<<<<

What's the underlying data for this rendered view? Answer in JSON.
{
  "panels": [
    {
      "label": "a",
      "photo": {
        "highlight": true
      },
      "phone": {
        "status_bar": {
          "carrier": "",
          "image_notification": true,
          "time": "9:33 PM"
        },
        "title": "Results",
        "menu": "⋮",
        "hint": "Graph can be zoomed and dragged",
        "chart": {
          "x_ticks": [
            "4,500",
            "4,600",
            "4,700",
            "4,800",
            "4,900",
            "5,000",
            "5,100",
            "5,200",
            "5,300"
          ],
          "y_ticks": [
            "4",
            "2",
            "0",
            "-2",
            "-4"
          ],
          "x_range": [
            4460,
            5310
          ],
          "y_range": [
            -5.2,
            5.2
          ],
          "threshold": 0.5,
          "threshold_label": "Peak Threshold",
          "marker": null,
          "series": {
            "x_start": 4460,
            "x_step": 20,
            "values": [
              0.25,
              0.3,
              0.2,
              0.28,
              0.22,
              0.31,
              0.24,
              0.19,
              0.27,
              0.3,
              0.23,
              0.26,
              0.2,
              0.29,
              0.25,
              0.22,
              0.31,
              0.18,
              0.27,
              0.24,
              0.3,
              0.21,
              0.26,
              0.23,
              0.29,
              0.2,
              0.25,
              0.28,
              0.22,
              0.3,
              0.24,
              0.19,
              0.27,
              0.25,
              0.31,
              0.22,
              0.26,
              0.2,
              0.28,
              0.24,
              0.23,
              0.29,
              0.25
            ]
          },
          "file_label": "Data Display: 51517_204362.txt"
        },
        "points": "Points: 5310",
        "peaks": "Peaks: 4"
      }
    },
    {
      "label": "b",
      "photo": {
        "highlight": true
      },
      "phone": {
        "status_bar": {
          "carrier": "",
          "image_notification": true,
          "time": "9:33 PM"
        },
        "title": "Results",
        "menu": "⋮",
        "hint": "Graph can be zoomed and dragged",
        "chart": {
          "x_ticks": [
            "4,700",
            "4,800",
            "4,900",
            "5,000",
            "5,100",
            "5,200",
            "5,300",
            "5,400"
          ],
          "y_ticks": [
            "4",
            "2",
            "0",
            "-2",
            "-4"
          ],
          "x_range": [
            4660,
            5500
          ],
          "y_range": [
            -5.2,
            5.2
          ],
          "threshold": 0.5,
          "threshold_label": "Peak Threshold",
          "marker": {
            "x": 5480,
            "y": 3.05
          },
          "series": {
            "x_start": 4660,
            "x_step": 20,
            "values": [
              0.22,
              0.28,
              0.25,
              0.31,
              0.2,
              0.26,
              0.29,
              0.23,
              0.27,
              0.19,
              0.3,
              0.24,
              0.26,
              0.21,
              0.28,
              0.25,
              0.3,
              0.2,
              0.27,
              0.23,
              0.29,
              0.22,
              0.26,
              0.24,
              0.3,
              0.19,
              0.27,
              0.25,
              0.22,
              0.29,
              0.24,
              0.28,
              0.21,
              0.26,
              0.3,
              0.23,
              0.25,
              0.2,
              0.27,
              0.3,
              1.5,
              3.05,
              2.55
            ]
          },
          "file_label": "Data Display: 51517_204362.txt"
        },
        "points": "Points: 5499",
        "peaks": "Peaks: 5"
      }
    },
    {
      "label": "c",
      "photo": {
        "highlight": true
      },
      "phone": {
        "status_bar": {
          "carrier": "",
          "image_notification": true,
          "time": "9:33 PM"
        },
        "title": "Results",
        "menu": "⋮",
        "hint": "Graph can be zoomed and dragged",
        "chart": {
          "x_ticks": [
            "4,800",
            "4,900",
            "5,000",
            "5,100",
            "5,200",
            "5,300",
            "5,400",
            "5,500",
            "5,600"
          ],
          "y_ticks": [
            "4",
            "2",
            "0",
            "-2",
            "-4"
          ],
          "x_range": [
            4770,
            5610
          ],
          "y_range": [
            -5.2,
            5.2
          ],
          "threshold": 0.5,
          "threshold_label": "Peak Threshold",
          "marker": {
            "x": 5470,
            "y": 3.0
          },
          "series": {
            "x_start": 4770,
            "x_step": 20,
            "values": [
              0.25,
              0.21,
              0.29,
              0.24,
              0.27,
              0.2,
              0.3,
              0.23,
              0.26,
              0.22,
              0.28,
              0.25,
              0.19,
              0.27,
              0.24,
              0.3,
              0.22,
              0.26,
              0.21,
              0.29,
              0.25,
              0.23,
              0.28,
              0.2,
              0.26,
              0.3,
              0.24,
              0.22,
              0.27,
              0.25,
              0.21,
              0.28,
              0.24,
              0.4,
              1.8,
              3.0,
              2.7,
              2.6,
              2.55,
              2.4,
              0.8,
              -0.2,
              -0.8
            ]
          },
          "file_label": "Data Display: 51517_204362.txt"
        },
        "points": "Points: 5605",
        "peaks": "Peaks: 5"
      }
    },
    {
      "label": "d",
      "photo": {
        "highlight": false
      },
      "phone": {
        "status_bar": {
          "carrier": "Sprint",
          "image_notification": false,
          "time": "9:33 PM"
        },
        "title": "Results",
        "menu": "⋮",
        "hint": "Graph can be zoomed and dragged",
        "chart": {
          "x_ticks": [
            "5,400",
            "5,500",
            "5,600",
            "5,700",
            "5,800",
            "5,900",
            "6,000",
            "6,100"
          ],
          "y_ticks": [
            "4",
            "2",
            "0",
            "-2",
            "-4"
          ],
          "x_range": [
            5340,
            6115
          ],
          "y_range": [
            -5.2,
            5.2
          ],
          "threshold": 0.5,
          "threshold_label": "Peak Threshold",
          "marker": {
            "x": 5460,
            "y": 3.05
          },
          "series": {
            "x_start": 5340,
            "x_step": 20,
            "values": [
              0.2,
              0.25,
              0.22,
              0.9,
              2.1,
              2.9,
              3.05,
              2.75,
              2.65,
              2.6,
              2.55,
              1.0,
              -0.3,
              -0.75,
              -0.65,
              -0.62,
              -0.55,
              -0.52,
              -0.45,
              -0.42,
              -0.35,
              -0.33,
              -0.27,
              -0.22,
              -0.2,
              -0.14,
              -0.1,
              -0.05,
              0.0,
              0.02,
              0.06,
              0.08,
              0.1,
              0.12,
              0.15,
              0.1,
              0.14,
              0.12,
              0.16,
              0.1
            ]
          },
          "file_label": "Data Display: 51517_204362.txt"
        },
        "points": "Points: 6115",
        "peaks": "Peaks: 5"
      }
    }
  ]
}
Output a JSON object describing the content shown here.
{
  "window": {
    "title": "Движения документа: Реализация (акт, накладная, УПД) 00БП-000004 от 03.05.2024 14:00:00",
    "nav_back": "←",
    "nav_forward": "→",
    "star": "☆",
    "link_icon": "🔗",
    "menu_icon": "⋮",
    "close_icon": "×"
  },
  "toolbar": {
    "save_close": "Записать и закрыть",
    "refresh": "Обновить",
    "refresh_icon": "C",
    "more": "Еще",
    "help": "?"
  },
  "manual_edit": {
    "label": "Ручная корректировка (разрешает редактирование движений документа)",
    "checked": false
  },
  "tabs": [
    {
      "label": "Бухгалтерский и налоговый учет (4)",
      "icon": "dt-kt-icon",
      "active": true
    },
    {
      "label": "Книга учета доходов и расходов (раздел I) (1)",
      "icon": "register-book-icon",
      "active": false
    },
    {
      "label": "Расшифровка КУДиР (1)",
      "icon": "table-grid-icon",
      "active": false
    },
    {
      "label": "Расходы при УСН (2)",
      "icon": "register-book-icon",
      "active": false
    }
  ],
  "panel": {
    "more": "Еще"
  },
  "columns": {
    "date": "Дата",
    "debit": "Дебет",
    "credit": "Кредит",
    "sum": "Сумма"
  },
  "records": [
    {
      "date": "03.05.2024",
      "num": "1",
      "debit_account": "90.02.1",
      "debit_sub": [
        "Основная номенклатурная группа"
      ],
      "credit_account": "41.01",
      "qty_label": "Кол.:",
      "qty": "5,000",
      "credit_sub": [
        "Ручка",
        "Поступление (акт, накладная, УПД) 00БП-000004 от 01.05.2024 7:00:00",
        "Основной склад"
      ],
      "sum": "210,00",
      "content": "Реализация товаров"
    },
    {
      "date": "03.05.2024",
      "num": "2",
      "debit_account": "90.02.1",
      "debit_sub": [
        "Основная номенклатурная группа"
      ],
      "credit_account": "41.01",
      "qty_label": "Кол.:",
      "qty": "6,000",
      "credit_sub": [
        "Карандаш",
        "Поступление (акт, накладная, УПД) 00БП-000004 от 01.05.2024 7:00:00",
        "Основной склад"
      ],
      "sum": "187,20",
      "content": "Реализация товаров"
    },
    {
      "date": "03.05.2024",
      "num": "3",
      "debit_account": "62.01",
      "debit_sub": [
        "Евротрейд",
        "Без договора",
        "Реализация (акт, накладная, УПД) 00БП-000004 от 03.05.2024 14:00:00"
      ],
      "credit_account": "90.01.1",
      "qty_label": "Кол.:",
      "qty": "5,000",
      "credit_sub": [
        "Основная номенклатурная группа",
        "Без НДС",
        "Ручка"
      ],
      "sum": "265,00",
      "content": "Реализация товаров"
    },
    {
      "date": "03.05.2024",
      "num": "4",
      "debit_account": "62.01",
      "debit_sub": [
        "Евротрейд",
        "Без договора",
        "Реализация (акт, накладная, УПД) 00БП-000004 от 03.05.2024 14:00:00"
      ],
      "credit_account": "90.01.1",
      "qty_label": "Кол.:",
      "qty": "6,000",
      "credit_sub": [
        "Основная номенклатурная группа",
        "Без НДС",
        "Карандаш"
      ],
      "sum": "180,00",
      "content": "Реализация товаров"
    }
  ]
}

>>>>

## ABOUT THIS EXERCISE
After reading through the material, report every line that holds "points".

## FINISHED TASK
        "points": "Points: 5310",
        "points": "Points: 5499",
        "points": "Points: 5605",
        "points": "Points: 6115",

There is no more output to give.